Scottish Opera and the SCO collaborated on a project working in HMP Shotts, where the offenders were involved in creating an opera from scratch, including writing the libretto, music, designing costumes and sets, then staging a performance of their work. Reading violinist Rosenna East’s account of the project in the Herald, I’m struck by the enthusiasm and eagerness of the prisoners to participate in the project, especially to sing, when we are constantly told by the media that classical music, and especially opera, is for the elite and is definitely ‘not cool’. Rosenna writes, ‘Only one man says to me that he will get “slagged” if he has anything to do with the project’, and that this man eventually ended up in one of the music writing groups. How many of us would expect this reaction if an orchestra and opera company were to walk into a prison or young offenders institute? I find it surprising and wonderful that the stereotypes don’t fit.

The project at Her Majesty’s Young Offenders Institute Polmont was divided into three separate projects: the Scottish Ensemble’s Music for Change, which focussed on learning tp play and record music, National Youth Choir of Scotland’s VoiceMale, which was a series of vocal workshops culminating in a performance, and an art project by the National Galleries of Scotland in which individuals constructed life size human figures. A research paper (which can be found here) summarised the outcomes of these projects, and contained the following reactions from some of the young offenders:

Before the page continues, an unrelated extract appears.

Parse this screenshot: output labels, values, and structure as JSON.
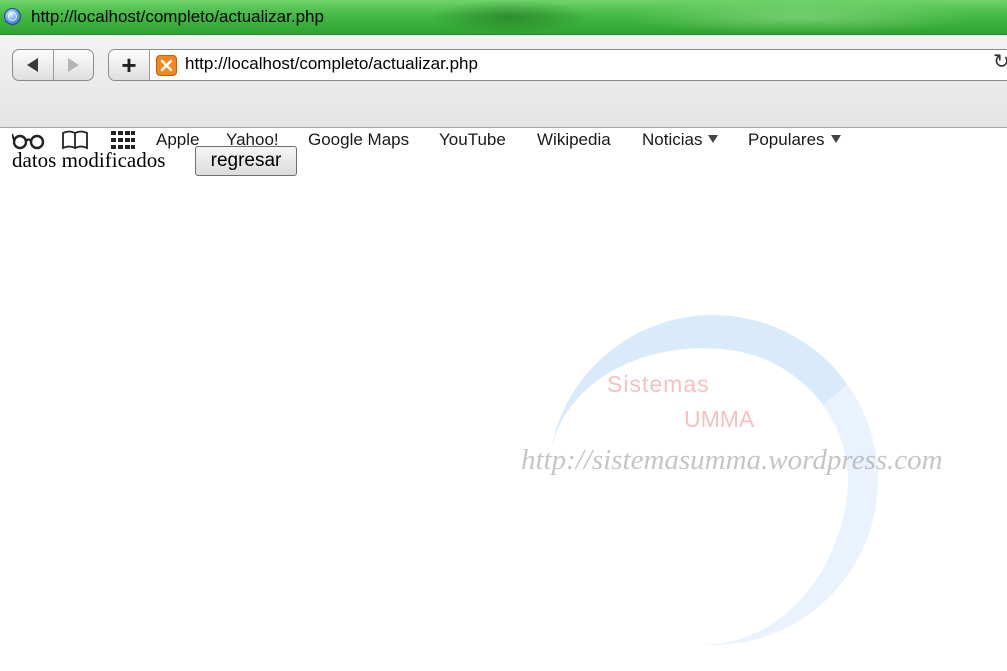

‘I’ve never really had a chance to do anything like that. Never really had a chance to put on a show for anybody’

‘At the end of the performance I actually got compliments. They said it was good and I should carry on when I get out. It was surprising and it was good to hear, you know what I mean?’

‘I was just more eager to do it. It was something you wanted to do… Other things you wouldn’t want to put the time and effort into. I actually tried. I tried and made an effort for it.’

‘They [the arts practitioners] told you what to do but they never pushed you or forced you. They helped you. They weren’t too bossy. And the way that they did it, it worked out good, you know what I mean? You learned from them.’

 ‘Music gives you extra skills…it can open your eyes and you say [to yourself] I didn’t know I could do that before I came here and it turns out I can and I’m quite good at it’.

Overall the report emphasises the improved engagement of the young men: the sense of meaning and purpose the projects gave them, and the improvements in confidence and self esteem that being involved with others focussed on a common goal brought about. As the report stated, ‘engagement in the arts projects seemed to challenge the passivity of prison life.’

More information about Inspiring Change can be found on the SCO Connect’s page about the project here